The foreign media’s perceived “bias” was the subject of a statement that Egypt’s State Information Service issued in English on 17 August: “Egypt is feeling severe bitterness towards some western media coverage that is biased to the Muslim Brotherhood and ignores shedding light on violent and terror acts that are perpetrated by this group in the form of intimidation operations and terrorizing citizens.”
More than 40 journalists attacked and injured
Reporters Without Borders has registered more than 40 cases of journalists being attacked and injured while covering demonstrations by Muslim Brotherhood supporters and clashes with the police.

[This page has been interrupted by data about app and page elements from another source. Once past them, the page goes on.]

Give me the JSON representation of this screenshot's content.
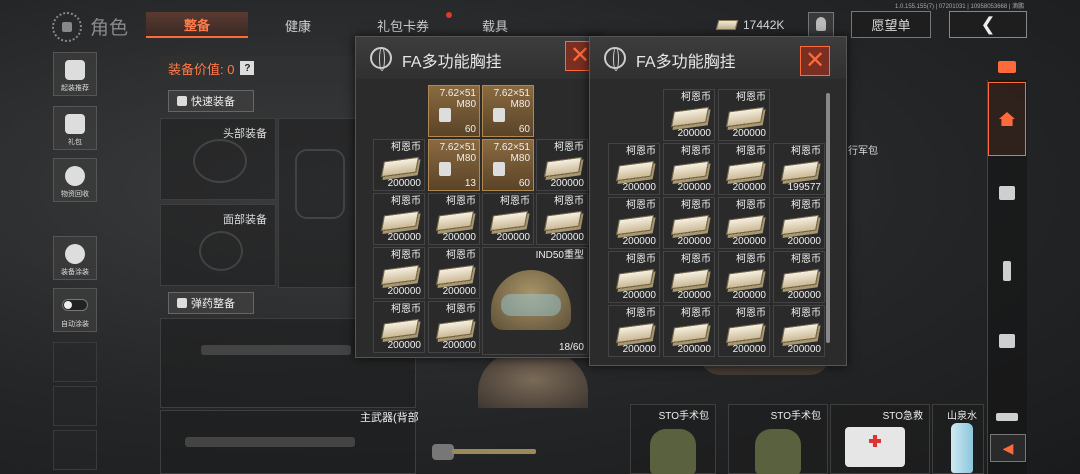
{
  "version": "1.0.155.155(7) | 07201031 | 10958053668 | 滴鹏",
  "header": {
    "title": "角色",
    "tabs": [
      "整备",
      "健康",
      "礼包卡券",
      "载具"
    ],
    "currency": "17442K",
    "wishlist": "愿望单"
  },
  "sidebar": {
    "items": [
      "起装推荐",
      "礼包",
      "物资回收",
      "装备涂装",
      "自动涂装"
    ]
  },
  "equipment": {
    "value_label": "装备价值: 0",
    "help": "?",
    "quick_equip": "快速装备",
    "head_label": "头部装备",
    "face_label": "面部装备",
    "ammo_btn": "弹药整备",
    "main_weapon": "主武器(背部"
  },
  "popup1": {
    "title": "FA多功能胸挂",
    "close": "✕",
    "cells": [
      {
        "name": "7.62×51\nM80",
        "count": "60",
        "kind": "ammo"
      },
      {
        "name": "7.62×51\nM80",
        "count": "60",
        "kind": "ammo"
      },
      {
        "name": "柯恩币",
        "count": "200000",
        "kind": "money"
      },
      {
        "name": "7.62×51\nM80",
        "count": "13",
        "kind": "ammo"
      },
      {
        "name": "7.62×51\nM80",
        "count": "60",
        "kind": "ammo"
      },
      {
        "name": "柯恩币",
        "count": "200000",
        "kind": "money"
      },
      {
        "name": "柯恩币",
        "count": "200000",
        "kind": "money"
      },
      {
        "name": "柯恩币",
        "count": "200000",
        "kind": "money"
      },
      {
        "name": "柯恩币",
        "count": "200000",
        "kind": "money"
      },
      {
        "name": "柯恩币",
        "count": "200000",
        "kind": "money"
      },
      {
        "name": "柯恩币",
        "count": "200000",
        "kind": "money"
      },
      {
        "name": "柯恩币",
        "count": "200000",
        "kind": "money"
      },
      {
        "name": "柯恩币",
        "count": "200000",
        "kind": "money"
      },
      {
        "name": "柯恩币",
        "count": "200000",
        "kind": "money"
      },
      {
        "name": "柯恩币",
        "count": "200000",
        "kind": "money"
      }
    ],
    "helmet": {
      "name": "IND50重型",
      "count": "18/60"
    }
  },
  "popup2": {
    "title": "FA多功能胸挂",
    "close": "✕",
    "cells": [
      {
        "name": "柯恩币",
        "count": "200000"
      },
      {
        "name": "柯恩币",
        "count": "200000"
      },
      {
        "name": "柯恩币",
        "count": "200000"
      },
      {
        "name": "柯恩币",
        "count": "200000"
      },
      {
        "name": "柯恩币",
        "count": "200000"
      },
      {
        "name": "柯恩币",
        "count": "199577"
      },
      {
        "name": "柯恩币",
        "count": "200000"
      },
      {
        "name": "柯恩币",
        "count": "200000"
      },
      {
        "name": "柯恩币",
        "count": "200000"
      },
      {
        "name": "柯恩币",
        "count": "200000"
      },
      {
        "name": "柯恩币",
        "count": "200000"
      },
      {
        "name": "柯恩币",
        "count": "200000"
      },
      {
        "name": "柯恩币",
        "count": "200000"
      },
      {
        "name": "柯恩币",
        "count": "200000"
      },
      {
        "name": "柯恩币",
        "count": "200000"
      },
      {
        "name": "柯恩币",
        "count": "200000"
      },
      {
        "name": "柯恩币",
        "count": "200000"
      },
      {
        "name": "柯恩币",
        "count": "200000"
      }
    ]
  },
  "behind": {
    "pack_label": "行军包"
  },
  "bottom_items": [
    {
      "name": "STO手术包"
    },
    {
      "name": "STO手术包"
    },
    {
      "name": "STO急救"
    },
    {
      "name": "山泉水"
    }
  ],
  "colors": {
    "accent": "#ff6a3a",
    "panel": "#2b2b2b",
    "money": "#efe6d0"
  }
}
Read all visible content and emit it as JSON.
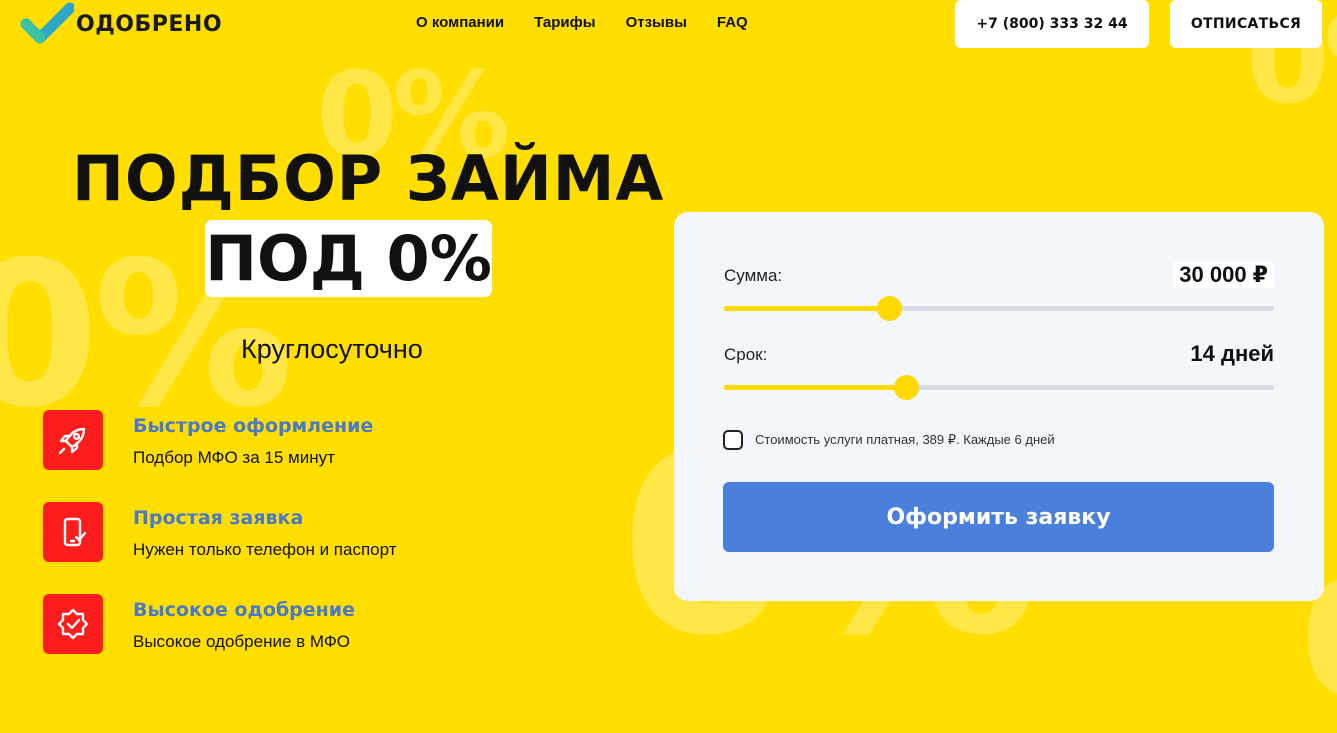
{
  "header": {
    "logo_text": "ОДОБРЕНО",
    "nav": [
      "О компании",
      "Тарифы",
      "Отзывы",
      "FAQ"
    ],
    "phone": "+7 (800) 333 32 44",
    "unsubscribe": "ОТПИСАТЬСЯ"
  },
  "background": {
    "mark": "0%"
  },
  "hero": {
    "title_line1": "ПОДБОР ЗАЙМА",
    "title_line2": "ПОД 0%",
    "subtitle": "Круглосуточно"
  },
  "features": [
    {
      "icon": "rocket-icon",
      "title": "Быстрое оформление",
      "description": "Подбор МФО за 15 минут"
    },
    {
      "icon": "phone-check-icon",
      "title": "Простая заявка",
      "description": "Нужен только телефон и паспорт"
    },
    {
      "icon": "badge-check-icon",
      "title": "Высокое одобрение",
      "description": "Высокое одобрение в МФО"
    }
  ],
  "form": {
    "amount_label": "Сумма:",
    "amount_value": "30 000 ₽",
    "amount_fraction": 0.3,
    "term_label": "Срок:",
    "term_value": "14 дней",
    "term_fraction": 0.33,
    "fee_text": "Стоимость услуги платная, 389 ₽. Каждые 6 дней",
    "submit_label": "Оформить заявку"
  },
  "colors": {
    "background": "#ffde00",
    "accent_blue": "#4a80dc",
    "feature_title": "#4a79c7",
    "icon_red": "#ff1c1c",
    "slider": "#ffd900"
  }
}
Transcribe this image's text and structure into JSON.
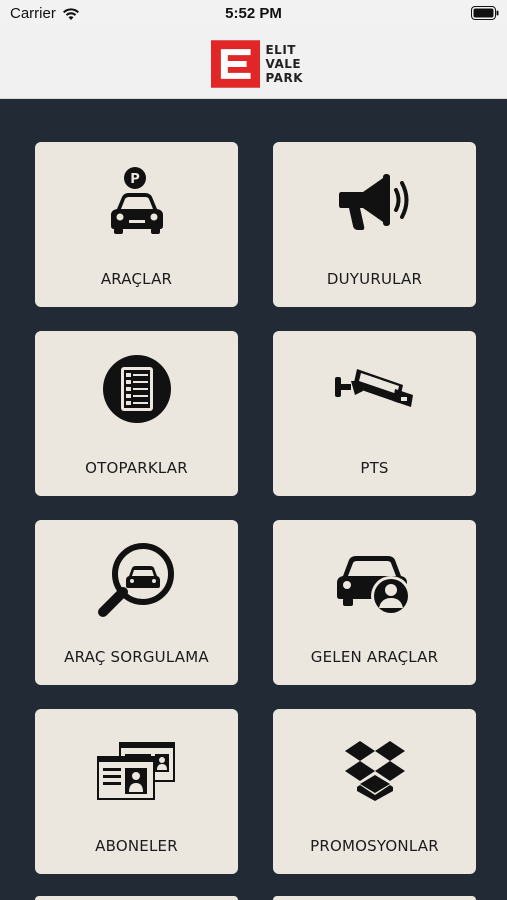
{
  "status_bar": {
    "carrier": "Carrier",
    "time": "5:52 PM"
  },
  "header": {
    "logo_line1": "ELIT",
    "logo_line2": "VALE",
    "logo_line3": "PARK",
    "brand_color": "#e02626"
  },
  "menu": [
    {
      "label": "ARAÇLAR",
      "icon": "car-parking-icon"
    },
    {
      "label": "DUYURULAR",
      "icon": "megaphone-icon"
    },
    {
      "label": "OTOPARKLAR",
      "icon": "checklist-icon"
    },
    {
      "label": "PTS",
      "icon": "security-camera-icon"
    },
    {
      "label": "ARAÇ SORGULAMA",
      "icon": "search-car-icon"
    },
    {
      "label": "GELEN ARAÇLAR",
      "icon": "car-user-icon"
    },
    {
      "label": "ABONELER",
      "icon": "id-cards-icon"
    },
    {
      "label": "PROMOSYONLAR",
      "icon": "dropbox-icon"
    }
  ],
  "colors": {
    "background": "#222a35",
    "tile": "#ece7de"
  }
}
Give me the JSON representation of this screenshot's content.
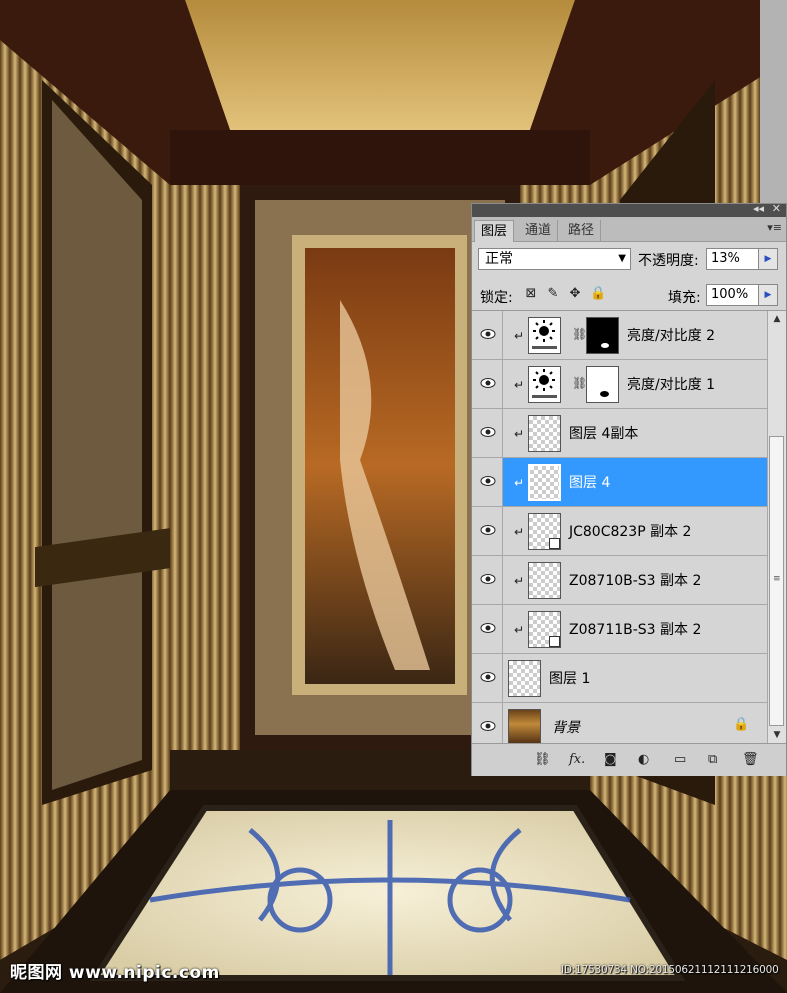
{
  "watermark": {
    "logo": "昵图网 www.nipic.com",
    "id_text": "ID:17530734 NO:20150621112111216000"
  },
  "panel": {
    "tabs": [
      {
        "label": "图层",
        "active": true
      },
      {
        "label": "通道",
        "active": false
      },
      {
        "label": "路径",
        "active": false
      }
    ],
    "blend_mode": "正常",
    "opacity_label": "不透明度:",
    "opacity_value": "13%",
    "lock_label": "锁定:",
    "fill_label": "填充:",
    "fill_value": "100%",
    "layers": [
      {
        "name": "亮度/对比度 2",
        "type": "adjustment",
        "clipped": true,
        "selected": false
      },
      {
        "name": "亮度/对比度 1",
        "type": "adjustment",
        "clipped": true,
        "selected": false
      },
      {
        "name": "图层 4副本",
        "type": "pixel",
        "clipped": true,
        "selected": false
      },
      {
        "name": "图层 4",
        "type": "pixel",
        "clipped": true,
        "selected": true
      },
      {
        "name": "JC80C823P 副本 2",
        "type": "smart",
        "clipped": true,
        "selected": false
      },
      {
        "name": "Z08710B-S3 副本 2",
        "type": "pixel",
        "clipped": true,
        "selected": false
      },
      {
        "name": "Z08711B-S3 副本 2",
        "type": "smart",
        "clipped": true,
        "selected": false
      },
      {
        "name": "图层 1",
        "type": "pixel",
        "clipped": false,
        "selected": false
      },
      {
        "name": "背景",
        "type": "background",
        "clipped": false,
        "selected": false
      }
    ],
    "icons": [
      "link-icon",
      "fx-icon",
      "mask-icon",
      "adjustment-icon",
      "folder-icon",
      "new-layer-icon",
      "trash-icon"
    ]
  },
  "colors": {
    "selection": "#3399ff",
    "panel_bg": "#d5d5d5",
    "gold": "#b08a48"
  }
}
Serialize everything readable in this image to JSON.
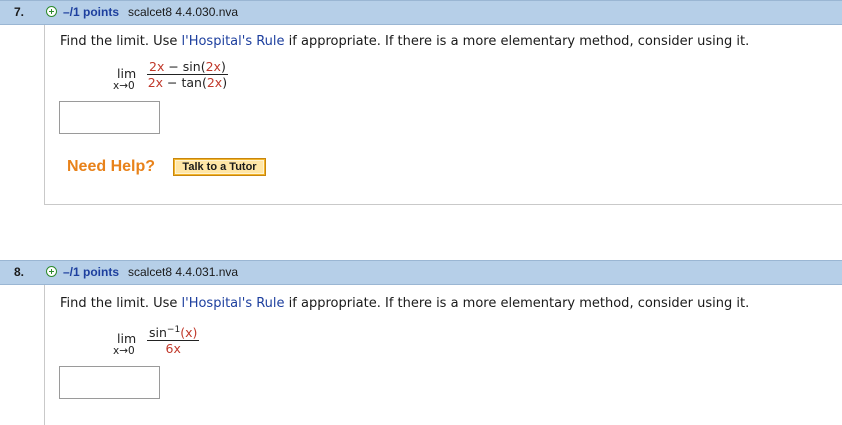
{
  "questions": [
    {
      "number": "7.",
      "points": "–/1 points",
      "code": "scalcet8 4.4.030.nva",
      "prompt_pre": "Find the limit. Use ",
      "prompt_link": "l'Hospital's Rule",
      "prompt_post": " if appropriate. If there is a more elementary method, consider using it.",
      "lim": "lim",
      "sub": "x→0",
      "numerator": [
        "2x",
        " − sin(",
        "2x",
        ")"
      ],
      "denominator": [
        "2x",
        " − tan(",
        "2x",
        ")"
      ],
      "answer_value": "",
      "need_help": "Need Help?",
      "tutor_button": "Talk to a Tutor"
    },
    {
      "number": "8.",
      "points": "–/1 points",
      "code": "scalcet8 4.4.031.nva",
      "prompt_pre": "Find the limit. Use ",
      "prompt_link": "l'Hospital's Rule",
      "prompt_post": " if appropriate. If there is a more elementary method, consider using it.",
      "lim": "lim",
      "sub": "x→0",
      "numerator_base": "sin",
      "numerator_sup": "−1",
      "numerator_arg": "(x)",
      "denominator": "6x",
      "answer_value": ""
    }
  ],
  "colors": {
    "header_bg": "#b6cfe8",
    "points_blue": "#1d3f9e",
    "math_red": "#c0392b",
    "need_help_orange": "#e8821a",
    "tutor_gold": "#f2b42a"
  },
  "icons": {
    "expand": "plus-circle-icon"
  }
}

Several journalists sustained gunshot injuries while the security forces were dispersing pro-Morsi sit-ins on 14 August. They included Asma Waguih of Reuters, Tarek Abbas of Al-Watan, Najjar Ahmad of Al-Masry Al-Youm, Mohamed Al-Zaki of Al-Jazeera and an Associated Press journalist.
Many journalists have been physically attacked, often in a very violent manner and often at the same time that their equipment was taken from them. Most of such attacks were by demonstrators.
In one of the gravest cases, journalists Aya Hassan and Mohamed Momtaz were held for several hours by Morsi supporters inside sit-in tents in Rabaa Al-Adawiya Square on 9 August and were very badly beaten. Momtaz had to be taken to hospital.
Iman Hilal, a photographer for the Egyptian daily Al-Masry Al-Youm, was covering the sit-in in Rabaa Al-Adawiya Square on 14 August when Morsi supporters threatened him with a knife and forced him to hand over his camera’s memory card.
Self-appointed “popular committees” that protect their neighbourhoods from the Muslim Brotherhood have also been responsible for violence against journalists. Freelance journalists Jared Malsin and Cliff Cheney were accosted near Ramses Square on 16 August by members of one of these groups, who took equipment from them and slapped Malsin.
The interior ministry banned the “committees” the next day but this has not stopped them from carrying out acts of violence.
These attacks have been carried out with impunity and the authorities have usually proved powerless to stop them and to ensure the safety of journalists.
When a group smashed the camera of a crew working for German public TV broadcaster ARD and destroyed their recordings on 15 August, the crew turned to the police, but the only comment by the police – one that speaks volumes about the current situation – was: “For love of heaven, how could you come here with a camera?”
Ten media censored
Around ten media have been censored in the past two months and six have been raided.
One of the first measures taken by the new government on 3 July was to close four TV stations. They were Misr 25 of the Muslim Brotherhood’s Justice and Freedom Party and three others that supported Morsi – Al-Hafiz , Al-Nas and Rahma. The police raided them on the official grounds of preventing them from broadcasting messages that incited hatred and violence. All four continue to be closed.
Three days later, Nilesat, the Egyptian telecommunications satellite operators, blocked three pan-Arab channels – Al-Quds, Al-Aqsa and Al-Yarmouk.
Members of the armed forces have also raided news media. Al-Jazeera’s Egyptian TV channel, Al-Jazeera Mubasher Misr, was the first. Soldiers raided it on 3 July, confiscating its equipment and blocking a live broadcast.
On 15 August, the Egyptian cabinet accused Al-Jazeera Mubasher Misr of operating without a legal basis, inciting hatred and constituting a threat to national security. On 28 August, the ministry of investment, information and communications technology and media declared Al-Jazeera Mubasher Misr to be illegal and banned it from operating in Egypt.